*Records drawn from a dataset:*
□ □ □

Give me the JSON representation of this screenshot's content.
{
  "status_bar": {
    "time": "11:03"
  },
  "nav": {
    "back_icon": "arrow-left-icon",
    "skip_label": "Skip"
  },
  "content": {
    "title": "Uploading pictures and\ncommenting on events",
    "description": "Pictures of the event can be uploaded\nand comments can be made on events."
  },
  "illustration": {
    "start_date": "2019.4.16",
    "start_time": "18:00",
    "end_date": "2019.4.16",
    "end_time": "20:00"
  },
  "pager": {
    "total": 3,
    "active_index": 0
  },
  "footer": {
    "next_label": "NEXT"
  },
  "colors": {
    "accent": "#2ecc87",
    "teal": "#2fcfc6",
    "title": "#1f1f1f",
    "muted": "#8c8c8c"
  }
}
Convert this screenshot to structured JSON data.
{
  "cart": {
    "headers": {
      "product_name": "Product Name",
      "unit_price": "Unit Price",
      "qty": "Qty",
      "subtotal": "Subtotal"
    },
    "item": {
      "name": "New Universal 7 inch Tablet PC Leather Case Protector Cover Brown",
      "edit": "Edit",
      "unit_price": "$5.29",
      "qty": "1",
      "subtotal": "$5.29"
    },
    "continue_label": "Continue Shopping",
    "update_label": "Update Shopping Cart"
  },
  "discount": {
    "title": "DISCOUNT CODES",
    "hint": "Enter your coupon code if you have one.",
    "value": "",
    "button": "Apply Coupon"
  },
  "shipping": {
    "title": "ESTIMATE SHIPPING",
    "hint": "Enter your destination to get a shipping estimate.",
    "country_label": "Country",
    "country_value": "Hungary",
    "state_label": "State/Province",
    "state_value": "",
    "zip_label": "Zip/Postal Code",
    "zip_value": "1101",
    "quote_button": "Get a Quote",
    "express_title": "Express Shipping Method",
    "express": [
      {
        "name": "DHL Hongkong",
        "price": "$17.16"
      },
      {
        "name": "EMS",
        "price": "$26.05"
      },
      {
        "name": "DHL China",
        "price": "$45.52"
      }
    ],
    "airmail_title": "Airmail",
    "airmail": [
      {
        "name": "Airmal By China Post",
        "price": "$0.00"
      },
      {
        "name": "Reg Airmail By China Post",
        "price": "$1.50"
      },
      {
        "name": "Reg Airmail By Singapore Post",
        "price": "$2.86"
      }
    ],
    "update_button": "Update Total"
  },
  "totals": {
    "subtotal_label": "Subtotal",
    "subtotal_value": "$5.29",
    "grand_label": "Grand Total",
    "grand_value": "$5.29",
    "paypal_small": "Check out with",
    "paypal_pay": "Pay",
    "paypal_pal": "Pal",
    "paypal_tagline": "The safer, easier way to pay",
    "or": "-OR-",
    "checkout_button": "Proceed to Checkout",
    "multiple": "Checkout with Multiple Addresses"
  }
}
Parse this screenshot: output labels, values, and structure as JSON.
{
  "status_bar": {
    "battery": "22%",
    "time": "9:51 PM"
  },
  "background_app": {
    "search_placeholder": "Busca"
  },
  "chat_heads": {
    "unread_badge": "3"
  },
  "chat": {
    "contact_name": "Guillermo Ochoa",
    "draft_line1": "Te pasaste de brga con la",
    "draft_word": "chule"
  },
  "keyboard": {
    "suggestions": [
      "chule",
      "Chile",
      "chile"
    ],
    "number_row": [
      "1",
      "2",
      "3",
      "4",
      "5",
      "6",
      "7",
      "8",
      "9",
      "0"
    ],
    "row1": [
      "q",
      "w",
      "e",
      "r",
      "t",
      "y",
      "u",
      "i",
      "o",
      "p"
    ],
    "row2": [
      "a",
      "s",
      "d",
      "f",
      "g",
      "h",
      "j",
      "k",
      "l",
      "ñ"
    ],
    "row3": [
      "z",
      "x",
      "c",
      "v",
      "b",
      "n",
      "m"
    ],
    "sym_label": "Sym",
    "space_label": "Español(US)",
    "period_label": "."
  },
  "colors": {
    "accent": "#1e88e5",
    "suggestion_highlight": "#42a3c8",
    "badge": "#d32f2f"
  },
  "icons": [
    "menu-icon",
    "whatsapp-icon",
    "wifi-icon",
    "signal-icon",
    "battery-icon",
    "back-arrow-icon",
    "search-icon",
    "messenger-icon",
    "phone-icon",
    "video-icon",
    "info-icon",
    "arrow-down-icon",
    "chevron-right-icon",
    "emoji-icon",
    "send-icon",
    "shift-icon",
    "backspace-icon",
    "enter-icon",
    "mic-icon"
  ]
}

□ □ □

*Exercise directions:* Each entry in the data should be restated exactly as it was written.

*Your solution:*
Give me the JSON representation of this screenshot's content.
{
  "status_bar": {
    "time": "11:03"
  },
  "nav": {
    "back_icon": "arrow-left-icon",
    "skip_label": "Skip"
  },
  "content": {
    "title": "Uploading pictures and\ncommenting on events",
    "description": "Pictures of the event can be uploaded\nand comments can be made on events."
  },
  "illustration": {
    "start_date": "2019.4.16",
    "start_time": "18:00",
    "end_date": "2019.4.16",
    "end_time": "20:00"
  },
  "pager": {
    "total": 3,
    "active_index": 0
  },
  "footer": {
    "next_label": "NEXT"
  },
  "colors": {
    "accent": "#2ecc87",
    "teal": "#2fcfc6",
    "title": "#1f1f1f",
    "muted": "#8c8c8c"
  }
}
Convert this screenshot to structured JSON data.
{
  "cart": {
    "headers": {
      "product_name": "Product Name",
      "unit_price": "Unit Price",
      "qty": "Qty",
      "subtotal": "Subtotal"
    },
    "item": {
      "name": "New Universal 7 inch Tablet PC Leather Case Protector Cover Brown",
      "edit": "Edit",
      "unit_price": "$5.29",
      "qty": "1",
      "subtotal": "$5.29"
    },
    "continue_label": "Continue Shopping",
    "update_label": "Update Shopping Cart"
  },
  "discount": {
    "title": "DISCOUNT CODES",
    "hint": "Enter your coupon code if you have one.",
    "value": "",
    "button": "Apply Coupon"
  },
  "shipping": {
    "title": "ESTIMATE SHIPPING",
    "hint": "Enter your destination to get a shipping estimate.",
    "country_label": "Country",
    "country_value": "Hungary",
    "state_label": "State/Province",
    "state_value": "",
    "zip_label": "Zip/Postal Code",
    "zip_value": "1101",
    "quote_button": "Get a Quote",
    "express_title": "Express Shipping Method",
    "express": [
      {
        "name": "DHL Hongkong",
        "price": "$17.16"
      },
      {
        "name": "EMS",
        "price": "$26.05"
      },
      {
        "name": "DHL China",
        "price": "$45.52"
      }
    ],
    "airmail_title": "Airmail",
    "airmail": [
      {
        "name": "Airmal By China Post",
        "price": "$0.00"
      },
      {
        "name": "Reg Airmail By China Post",
        "price": "$1.50"
      },
      {
        "name": "Reg Airmail By Singapore Post",
        "price": "$2.86"
      }
    ],
    "update_button": "Update Total"
  },
  "totals": {
    "subtotal_label": "Subtotal",
    "subtotal_value": "$5.29",
    "grand_label": "Grand Total",
    "grand_value": "$5.29",
    "paypal_small": "Check out with",
    "paypal_pay": "Pay",
    "paypal_pal": "Pal",
    "paypal_tagline": "The safer, easier way to pay",
    "or": "-OR-",
    "checkout_button": "Proceed to Checkout",
    "multiple": "Checkout with Multiple Addresses"
  }
}
Parse this screenshot: output labels, values, and structure as JSON.
{
  "status_bar": {
    "battery": "22%",
    "time": "9:51 PM"
  },
  "background_app": {
    "search_placeholder": "Busca"
  },
  "chat_heads": {
    "unread_badge": "3"
  },
  "chat": {
    "contact_name": "Guillermo Ochoa",
    "draft_line1": "Te pasaste de brga con la",
    "draft_word": "chule"
  },
  "keyboard": {
    "suggestions": [
      "chule",
      "Chile",
      "chile"
    ],
    "number_row": [
      "1",
      "2",
      "3",
      "4",
      "5",
      "6",
      "7",
      "8",
      "9",
      "0"
    ],
    "row1": [
      "q",
      "w",
      "e",
      "r",
      "t",
      "y",
      "u",
      "i",
      "o",
      "p"
    ],
    "row2": [
      "a",
      "s",
      "d",
      "f",
      "g",
      "h",
      "j",
      "k",
      "l",
      "ñ"
    ],
    "row3": [
      "z",
      "x",
      "c",
      "v",
      "b",
      "n",
      "m"
    ],
    "sym_label": "Sym",
    "space_label": "Español(US)",
    "period_label": "."
  },
  "colors": {
    "accent": "#1e88e5",
    "suggestion_highlight": "#42a3c8",
    "badge": "#d32f2f"
  },
  "icons": [
    "menu-icon",
    "whatsapp-icon",
    "wifi-icon",
    "signal-icon",
    "battery-icon",
    "back-arrow-icon",
    "search-icon",
    "messenger-icon",
    "phone-icon",
    "video-icon",
    "info-icon",
    "arrow-down-icon",
    "chevron-right-icon",
    "emoji-icon",
    "send-icon",
    "shift-icon",
    "backspace-icon",
    "enter-icon",
    "mic-icon"
  ]
}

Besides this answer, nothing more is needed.